- Mr. Burns' voice also sounds wrong, except when he says 'Excellent'. The 'Excellent' voice sample was taken directly from the show and the rest of the lines were recorded by a different actor.
- SPOILER ALERT! : After Mr. Burns has been defeated, his eyes turn into Xs as he is lying on the ground. In the series Bart's eyes were drawn as Xs in a dream sequence, when Bart was imagining that school bully Nelson Muntz had beaten him to death and the school nurse had reconstructed his face for his funeral.
- In this game Sideshow Bob helps you by giving you food that restores your health. Since a first season episode where he framed Krusty the Klown for armed robbery and his plans were foiled by the Simpson kids, he is normally a villain. It seems that this game was made before the first season was finished (Or at least the people who worked on the game hadn't seen all of the episodes yet).
- The 'Moe's Tavern' stage in this game does not look much like it's TV counterpart. In this game it seems to be underground and only accessible by hidden elevators (One of the elevators is in a fake 'Krusty' grave in the cemetery stage, the other in a wall of rock in the 'Springfield Butte' stage). Of course, in the series it is just a regular building with a regular door that people walk through off the street.
- In this game, Barney's hair colour is the same colour as his skin (yellow). He appeared this way in a few early episodes of the first season, but later his hair was coloured brown and only the Simpson kids have hair that is the same colour as their skin.
- Channel 6 (Stage 7) : The anchorman in this stage is the same one that appears in the episode 'Call of the Simpsons'. In that episode, this anchorman sounds just like Kent Brockman, but looks completely different.
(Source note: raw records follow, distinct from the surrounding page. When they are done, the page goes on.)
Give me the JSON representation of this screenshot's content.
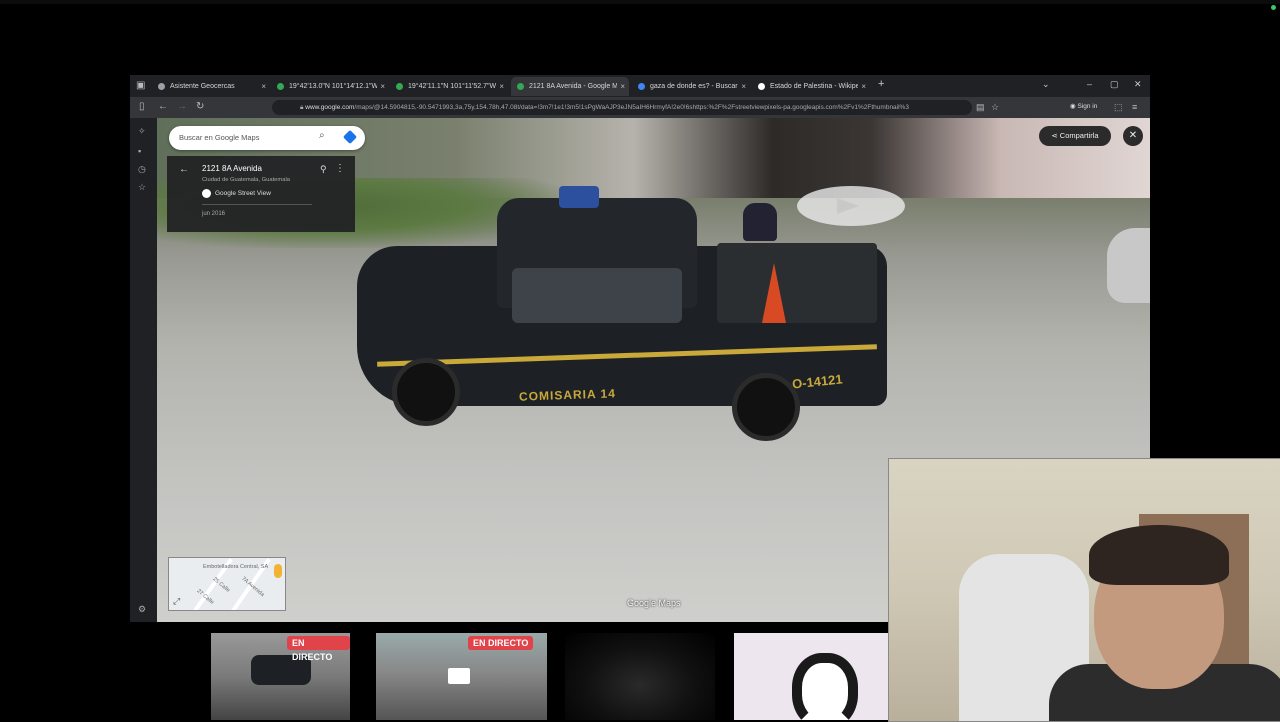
{
  "browser": {
    "tabs": [
      {
        "title": "Asistente Geocercas",
        "active": false,
        "favicon_color": "#9aa0a6"
      },
      {
        "title": "19°42'13.0\"N 101°14'12.1\"W - G",
        "active": false,
        "favicon_color": "#34a853"
      },
      {
        "title": "19°42'11.1\"N 101°11'52.7\"W - G",
        "active": false,
        "favicon_color": "#34a853"
      },
      {
        "title": "2121 8A Avenida - Google Map",
        "active": true,
        "favicon_color": "#34a853"
      },
      {
        "title": "gaza de donde es? - Buscar con",
        "active": false,
        "favicon_color": "#4285f4"
      },
      {
        "title": "Estado de Palestina - Wikipedia",
        "active": false,
        "favicon_color": "#ffffff"
      }
    ],
    "tab_close": "×",
    "new_tab": "+",
    "url_host": "www.google.com",
    "url_rest": "/maps/@14.5904815,-90.5471993,3a,75y,154.78h,47.08t/data=!3m7!1e1!3m5!1sPgWaAJP3eJN5aIH6HrmyfA!2e0!6shttps:%2F%2Fstreetviewpixels-pa.googleapis.com%2Fv1%2Fthumbnail%3",
    "sign_in": "Sign in"
  },
  "maps": {
    "search_placeholder": "Buscar en Google Maps",
    "place_title": "2121 8A Avenida",
    "place_subtitle": "Ciudad de Guatemala, Guatemala",
    "source": "Google Street View",
    "date": "jun 2016",
    "share_label": "Compartirla",
    "watermark": "Google Maps",
    "minimap_labels": [
      "Embotelladora Central, SA",
      "25 Calle",
      "7A Avenida",
      "27 Calle"
    ]
  },
  "scene": {
    "vehicle_text": "COMISARIA 14",
    "plate": "O-14121"
  },
  "thumbnails": {
    "live_label": "EN DIRECTO"
  },
  "colors": {
    "accent_blue": "#1a73e8",
    "live_red": "#e0434a",
    "police_gold": "#c8a93a"
  }
}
The anchorman's hair was coloured gray in the episode, but in this game the anchorman is coloured like Scott Christian (Early on in the series, an anchor named Scott Christian would frequently be 'filling in for Kent Brockman', the regular anchorman. Eventually Christian was dropped from the series and they just used Kent Brockman). This anchorman is neither Kent Brockman or Scott Christian. If you stand in front of the anchorman, he will get mad. If you jump up on the anchor's desk, he will shrug his shoulders.
- In Stage 7, in the scene where you fight ninjas, the sign reads "Utabuwaza" which means "Song Dance Skill".
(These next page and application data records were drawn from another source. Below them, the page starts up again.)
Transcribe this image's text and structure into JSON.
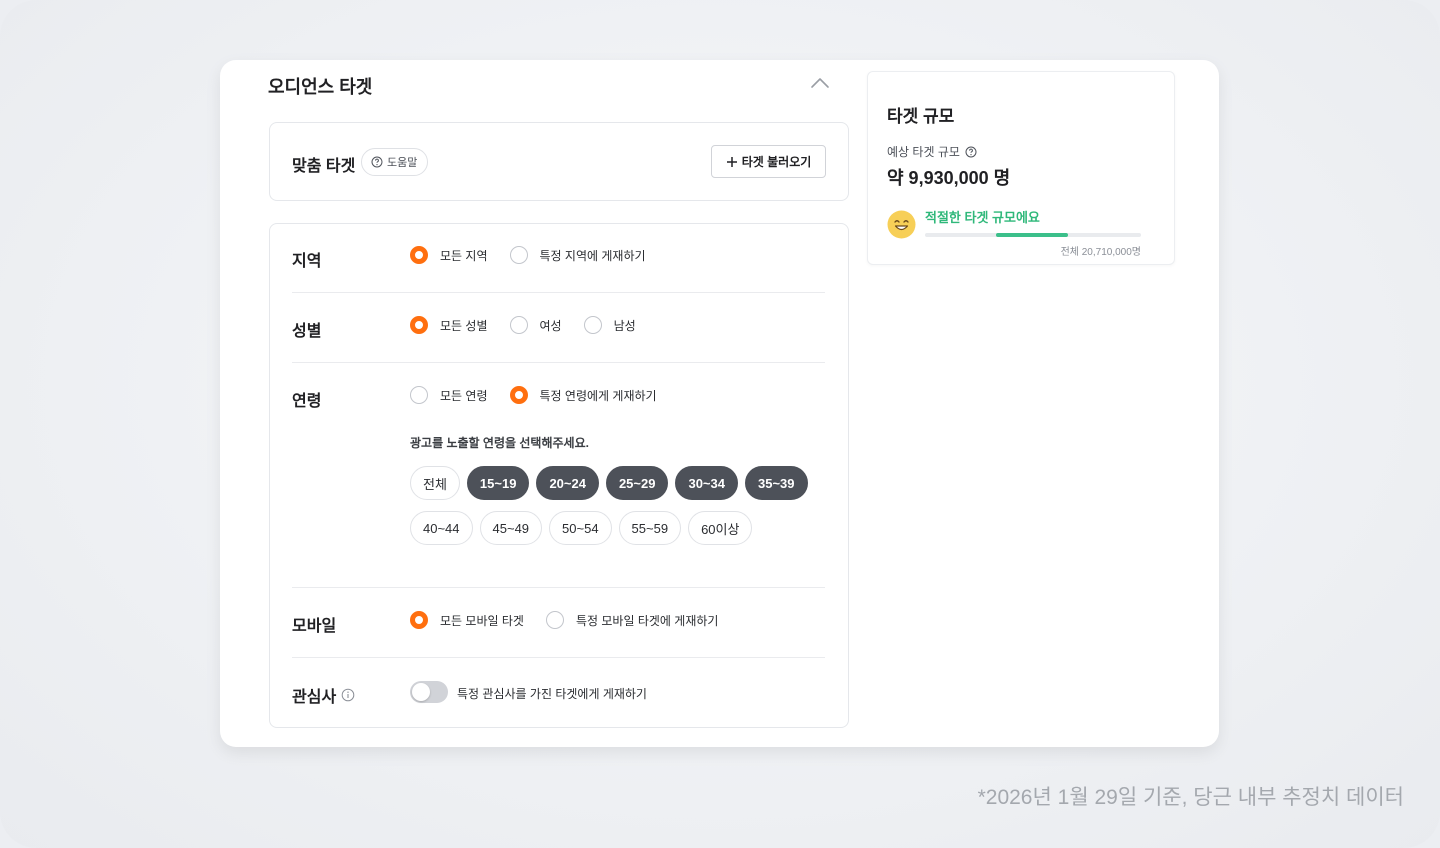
{
  "section": {
    "title": "오디언스 타겟"
  },
  "custom_target": {
    "label": "맞춤 타겟",
    "help_label": "도움말",
    "load_button": "타겟 불러오기"
  },
  "region": {
    "label": "지역",
    "options": [
      {
        "label": "모든 지역",
        "selected": true
      },
      {
        "label": "특정 지역에 게재하기",
        "selected": false
      }
    ]
  },
  "gender": {
    "label": "성별",
    "options": [
      {
        "label": "모든 성별",
        "selected": true
      },
      {
        "label": "여성",
        "selected": false
      },
      {
        "label": "남성",
        "selected": false
      }
    ]
  },
  "age": {
    "label": "연령",
    "options": [
      {
        "label": "모든 연령",
        "selected": false
      },
      {
        "label": "특정 연령에게 게재하기",
        "selected": true
      }
    ],
    "hint": "광고를 노출할 연령을 선택해주세요.",
    "chips_row1": [
      {
        "label": "전체",
        "selected": false
      },
      {
        "label": "15~19",
        "selected": true
      },
      {
        "label": "20~24",
        "selected": true
      },
      {
        "label": "25~29",
        "selected": true
      },
      {
        "label": "30~34",
        "selected": true
      },
      {
        "label": "35~39",
        "selected": true
      }
    ],
    "chips_row2": [
      {
        "label": "40~44",
        "selected": false
      },
      {
        "label": "45~49",
        "selected": false
      },
      {
        "label": "50~54",
        "selected": false
      },
      {
        "label": "55~59",
        "selected": false
      },
      {
        "label": "60이상",
        "selected": false
      }
    ]
  },
  "mobile": {
    "label": "모바일",
    "options": [
      {
        "label": "모든 모바일 타겟",
        "selected": true
      },
      {
        "label": "특정 모바일 타겟에 게재하기",
        "selected": false
      }
    ]
  },
  "interest": {
    "label": "관심사",
    "toggle_on": false,
    "toggle_text": "특정 관심사를 가진 타겟에게 게재하기"
  },
  "target_size": {
    "title": "타겟 규모",
    "estimate_label": "예상 타겟 규모",
    "estimate_value": "약 9,930,000 명",
    "status": "적절한 타겟 규모에요",
    "range_marker_fraction": {
      "start": 0.33,
      "end": 0.66
    },
    "total": "전체 20,710,000명"
  },
  "footnote": "*2026년 1월 29일 기준, 당근 내부 추정치 데이터",
  "colors": {
    "accent": "#ff6f0f",
    "chip_selected": "#4d5159",
    "status_green": "#2fb87a"
  }
}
- In the Japanese version, there are nuclear bombs laying around that can be thrown at enemies (for example, in front of the Noiseland Arcade in the first level). These bombs are not present in the other versions. These bombs look the same as the ones Mr. Burns shoots at you on the last level.
- In the Japanese version, you can fill you life meter past full. For example, if your life meter is already full and you get an item that restores your health, you get no benefit in the non-Japanese versions. But in the Japanese version, you will get additional health points, indicated in the meter by a different color (When the life meter is full, it is purple. When it goes past full, the additional health is shown in yellow).
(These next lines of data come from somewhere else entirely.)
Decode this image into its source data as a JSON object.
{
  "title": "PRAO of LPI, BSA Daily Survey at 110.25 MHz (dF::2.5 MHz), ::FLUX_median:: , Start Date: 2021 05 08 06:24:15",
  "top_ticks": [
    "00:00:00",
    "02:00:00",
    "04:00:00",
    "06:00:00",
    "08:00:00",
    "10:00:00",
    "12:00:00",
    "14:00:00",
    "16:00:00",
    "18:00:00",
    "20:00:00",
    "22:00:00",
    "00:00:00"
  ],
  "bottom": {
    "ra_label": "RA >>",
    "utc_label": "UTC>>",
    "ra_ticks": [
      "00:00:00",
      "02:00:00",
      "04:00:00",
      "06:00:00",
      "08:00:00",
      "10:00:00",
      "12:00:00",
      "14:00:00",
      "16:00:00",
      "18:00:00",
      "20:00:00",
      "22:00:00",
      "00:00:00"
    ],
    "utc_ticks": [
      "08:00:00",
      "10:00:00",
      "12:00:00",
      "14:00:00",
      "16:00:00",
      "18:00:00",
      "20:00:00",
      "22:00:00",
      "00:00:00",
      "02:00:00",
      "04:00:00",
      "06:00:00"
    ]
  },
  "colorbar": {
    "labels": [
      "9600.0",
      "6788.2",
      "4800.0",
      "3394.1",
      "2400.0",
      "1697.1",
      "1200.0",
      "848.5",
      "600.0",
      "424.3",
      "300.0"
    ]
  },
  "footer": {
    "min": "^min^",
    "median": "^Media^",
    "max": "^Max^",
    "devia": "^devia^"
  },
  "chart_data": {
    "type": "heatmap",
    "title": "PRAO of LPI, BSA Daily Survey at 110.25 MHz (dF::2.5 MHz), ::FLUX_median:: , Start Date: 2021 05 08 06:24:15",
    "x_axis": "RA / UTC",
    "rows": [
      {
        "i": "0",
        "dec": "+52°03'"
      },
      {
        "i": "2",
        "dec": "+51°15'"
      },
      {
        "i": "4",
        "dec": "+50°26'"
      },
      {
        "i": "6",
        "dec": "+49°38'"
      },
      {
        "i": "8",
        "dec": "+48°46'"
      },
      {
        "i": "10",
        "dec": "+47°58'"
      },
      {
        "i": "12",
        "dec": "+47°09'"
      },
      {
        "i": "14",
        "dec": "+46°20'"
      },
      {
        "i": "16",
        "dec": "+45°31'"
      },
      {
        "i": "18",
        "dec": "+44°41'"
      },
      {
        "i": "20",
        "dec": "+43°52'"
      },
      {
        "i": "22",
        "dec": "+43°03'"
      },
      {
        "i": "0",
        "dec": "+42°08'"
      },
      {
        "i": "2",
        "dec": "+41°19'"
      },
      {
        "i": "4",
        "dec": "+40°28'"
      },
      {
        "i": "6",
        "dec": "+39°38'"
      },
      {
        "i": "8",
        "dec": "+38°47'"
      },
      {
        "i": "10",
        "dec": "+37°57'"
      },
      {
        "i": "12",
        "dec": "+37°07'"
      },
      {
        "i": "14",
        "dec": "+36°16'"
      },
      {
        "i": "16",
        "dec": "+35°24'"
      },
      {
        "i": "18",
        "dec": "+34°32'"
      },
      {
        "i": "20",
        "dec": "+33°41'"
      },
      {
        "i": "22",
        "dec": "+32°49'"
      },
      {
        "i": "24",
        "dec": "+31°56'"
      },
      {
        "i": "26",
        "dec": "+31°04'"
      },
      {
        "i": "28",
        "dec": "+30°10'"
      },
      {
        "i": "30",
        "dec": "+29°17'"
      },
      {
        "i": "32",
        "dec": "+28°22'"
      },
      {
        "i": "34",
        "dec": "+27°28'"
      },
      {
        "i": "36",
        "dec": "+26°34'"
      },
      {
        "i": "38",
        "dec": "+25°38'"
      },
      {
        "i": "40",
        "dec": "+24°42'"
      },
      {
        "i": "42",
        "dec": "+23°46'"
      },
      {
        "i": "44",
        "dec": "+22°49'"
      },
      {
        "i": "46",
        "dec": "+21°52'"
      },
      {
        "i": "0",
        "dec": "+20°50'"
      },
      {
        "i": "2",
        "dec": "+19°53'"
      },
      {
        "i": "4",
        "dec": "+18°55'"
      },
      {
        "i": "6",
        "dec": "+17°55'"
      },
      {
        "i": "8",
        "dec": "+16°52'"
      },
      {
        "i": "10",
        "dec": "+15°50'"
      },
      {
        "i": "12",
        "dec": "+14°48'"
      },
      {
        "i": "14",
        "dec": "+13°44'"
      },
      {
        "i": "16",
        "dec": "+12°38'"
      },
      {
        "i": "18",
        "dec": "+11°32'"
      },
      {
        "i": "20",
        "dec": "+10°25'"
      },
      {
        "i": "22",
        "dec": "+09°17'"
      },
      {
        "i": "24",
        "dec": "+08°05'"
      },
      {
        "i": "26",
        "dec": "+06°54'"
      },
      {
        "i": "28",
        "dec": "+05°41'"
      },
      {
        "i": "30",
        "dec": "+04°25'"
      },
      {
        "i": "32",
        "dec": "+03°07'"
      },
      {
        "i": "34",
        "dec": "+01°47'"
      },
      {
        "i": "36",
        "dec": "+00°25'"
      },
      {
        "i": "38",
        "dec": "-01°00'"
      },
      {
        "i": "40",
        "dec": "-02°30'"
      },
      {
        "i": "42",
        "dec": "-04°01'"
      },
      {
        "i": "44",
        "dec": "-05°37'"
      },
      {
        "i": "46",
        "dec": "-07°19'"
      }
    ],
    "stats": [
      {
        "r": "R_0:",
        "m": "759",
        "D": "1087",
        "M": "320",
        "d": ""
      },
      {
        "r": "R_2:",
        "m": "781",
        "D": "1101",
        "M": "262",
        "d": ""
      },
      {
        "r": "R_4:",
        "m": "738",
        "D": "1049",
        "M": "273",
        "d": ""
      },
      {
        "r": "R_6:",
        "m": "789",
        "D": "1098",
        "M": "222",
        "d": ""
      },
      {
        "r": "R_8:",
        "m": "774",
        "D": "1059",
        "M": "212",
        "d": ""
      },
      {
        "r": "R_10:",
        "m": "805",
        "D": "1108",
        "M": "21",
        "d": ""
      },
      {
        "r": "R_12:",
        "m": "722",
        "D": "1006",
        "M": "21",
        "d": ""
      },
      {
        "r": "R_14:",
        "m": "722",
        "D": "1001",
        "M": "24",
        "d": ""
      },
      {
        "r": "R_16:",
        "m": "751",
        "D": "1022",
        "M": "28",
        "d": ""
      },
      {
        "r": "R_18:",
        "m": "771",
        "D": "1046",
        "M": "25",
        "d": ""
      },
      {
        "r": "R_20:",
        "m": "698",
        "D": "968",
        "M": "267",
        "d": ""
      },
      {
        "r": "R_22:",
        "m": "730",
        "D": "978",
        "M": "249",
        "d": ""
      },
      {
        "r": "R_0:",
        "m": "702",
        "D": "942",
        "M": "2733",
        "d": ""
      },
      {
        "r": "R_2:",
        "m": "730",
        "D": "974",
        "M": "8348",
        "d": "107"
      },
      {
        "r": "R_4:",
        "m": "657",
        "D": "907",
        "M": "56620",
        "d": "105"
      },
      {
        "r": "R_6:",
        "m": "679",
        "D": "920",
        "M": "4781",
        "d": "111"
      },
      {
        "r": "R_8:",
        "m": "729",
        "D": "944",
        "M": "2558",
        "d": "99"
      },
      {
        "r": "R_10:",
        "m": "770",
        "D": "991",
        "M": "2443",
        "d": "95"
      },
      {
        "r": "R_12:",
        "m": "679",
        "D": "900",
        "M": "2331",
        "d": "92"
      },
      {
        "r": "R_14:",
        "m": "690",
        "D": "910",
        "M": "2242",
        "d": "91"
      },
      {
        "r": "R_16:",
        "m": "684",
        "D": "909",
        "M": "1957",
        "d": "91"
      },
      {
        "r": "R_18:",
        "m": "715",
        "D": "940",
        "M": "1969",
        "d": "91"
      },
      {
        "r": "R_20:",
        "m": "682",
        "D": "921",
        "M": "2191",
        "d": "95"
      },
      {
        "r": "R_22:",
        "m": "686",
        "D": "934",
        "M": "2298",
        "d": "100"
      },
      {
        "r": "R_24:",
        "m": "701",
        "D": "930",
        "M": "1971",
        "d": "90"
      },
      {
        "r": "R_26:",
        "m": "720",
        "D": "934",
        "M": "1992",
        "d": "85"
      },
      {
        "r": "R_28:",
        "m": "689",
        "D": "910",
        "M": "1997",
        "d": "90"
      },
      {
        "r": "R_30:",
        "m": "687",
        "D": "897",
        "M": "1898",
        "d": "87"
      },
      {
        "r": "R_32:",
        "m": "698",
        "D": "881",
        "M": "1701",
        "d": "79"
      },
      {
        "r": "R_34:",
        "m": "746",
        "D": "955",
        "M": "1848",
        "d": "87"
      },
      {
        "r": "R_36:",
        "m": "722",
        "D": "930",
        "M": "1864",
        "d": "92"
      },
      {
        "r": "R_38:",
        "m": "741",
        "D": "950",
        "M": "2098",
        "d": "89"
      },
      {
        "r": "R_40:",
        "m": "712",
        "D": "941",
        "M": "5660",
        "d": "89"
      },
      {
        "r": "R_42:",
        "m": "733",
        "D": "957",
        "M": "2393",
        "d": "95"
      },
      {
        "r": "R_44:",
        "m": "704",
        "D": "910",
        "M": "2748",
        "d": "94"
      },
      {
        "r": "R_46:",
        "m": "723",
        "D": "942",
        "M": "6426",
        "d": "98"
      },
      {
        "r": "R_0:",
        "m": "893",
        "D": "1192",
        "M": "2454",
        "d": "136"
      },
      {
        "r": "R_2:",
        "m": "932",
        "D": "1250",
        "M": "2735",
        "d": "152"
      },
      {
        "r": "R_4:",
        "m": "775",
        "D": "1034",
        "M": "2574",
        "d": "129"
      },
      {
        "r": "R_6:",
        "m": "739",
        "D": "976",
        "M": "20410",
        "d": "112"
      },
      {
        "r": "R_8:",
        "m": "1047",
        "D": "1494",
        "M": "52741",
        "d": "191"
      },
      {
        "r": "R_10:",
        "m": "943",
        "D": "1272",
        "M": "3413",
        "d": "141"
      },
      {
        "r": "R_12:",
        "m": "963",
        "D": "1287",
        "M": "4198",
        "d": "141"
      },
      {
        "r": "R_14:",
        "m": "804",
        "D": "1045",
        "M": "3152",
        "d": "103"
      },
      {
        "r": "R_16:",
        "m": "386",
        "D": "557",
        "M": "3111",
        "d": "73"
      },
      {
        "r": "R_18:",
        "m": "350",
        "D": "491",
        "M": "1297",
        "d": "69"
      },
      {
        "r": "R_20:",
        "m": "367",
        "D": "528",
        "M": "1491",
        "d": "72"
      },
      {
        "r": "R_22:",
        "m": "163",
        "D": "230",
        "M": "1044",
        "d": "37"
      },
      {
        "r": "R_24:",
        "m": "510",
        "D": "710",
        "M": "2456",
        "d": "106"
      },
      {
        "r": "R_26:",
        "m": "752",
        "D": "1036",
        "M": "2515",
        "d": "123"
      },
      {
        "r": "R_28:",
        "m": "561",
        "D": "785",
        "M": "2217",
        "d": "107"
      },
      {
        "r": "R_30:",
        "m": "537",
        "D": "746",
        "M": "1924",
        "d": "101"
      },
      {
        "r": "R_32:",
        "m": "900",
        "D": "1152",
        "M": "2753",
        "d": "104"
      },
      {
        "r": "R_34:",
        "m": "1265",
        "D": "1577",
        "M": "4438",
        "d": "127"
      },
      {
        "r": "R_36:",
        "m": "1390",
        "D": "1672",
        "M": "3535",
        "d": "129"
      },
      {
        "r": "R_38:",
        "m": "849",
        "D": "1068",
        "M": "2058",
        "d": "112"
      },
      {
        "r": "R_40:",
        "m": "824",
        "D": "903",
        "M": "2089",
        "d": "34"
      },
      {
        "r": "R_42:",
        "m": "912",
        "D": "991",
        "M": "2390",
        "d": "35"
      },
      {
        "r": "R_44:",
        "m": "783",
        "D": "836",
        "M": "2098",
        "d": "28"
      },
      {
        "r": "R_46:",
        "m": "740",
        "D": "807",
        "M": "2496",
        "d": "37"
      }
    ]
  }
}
- Main Programmer
- A. Suzuki
- Software Designers
- Graphic Designer
- K. Nakamura
- Main Character Designer
- Y. Takano
- Character Designers
- K. Nakajima
- Noriyuki Yokoki
- Sound & Effect Programmer
- Hideaki Kashima
- Music By
- N. Hanzawa
- Hardware Designer
- H. Matsuura
- Package Designers
- N. Satoh
- K. Kamiya
- Special Guest
- Hiroshi Iuchi (H. Iuchi_4)
- M. Samejima
- S. Kido
- K. Nakamura
Cabinet and Artwork
- Commodore C64 (1991) (?)
- PC [MS-DOS, 3.5" / 5.25"] (1991) (?)
|Album Name||Catalogue No.||Released||Publisher||Comments|
|Konami All-Stars 1993: Music Station of Dreams||KICA-9016~8||1992-12-24||King Records||3 CD version.|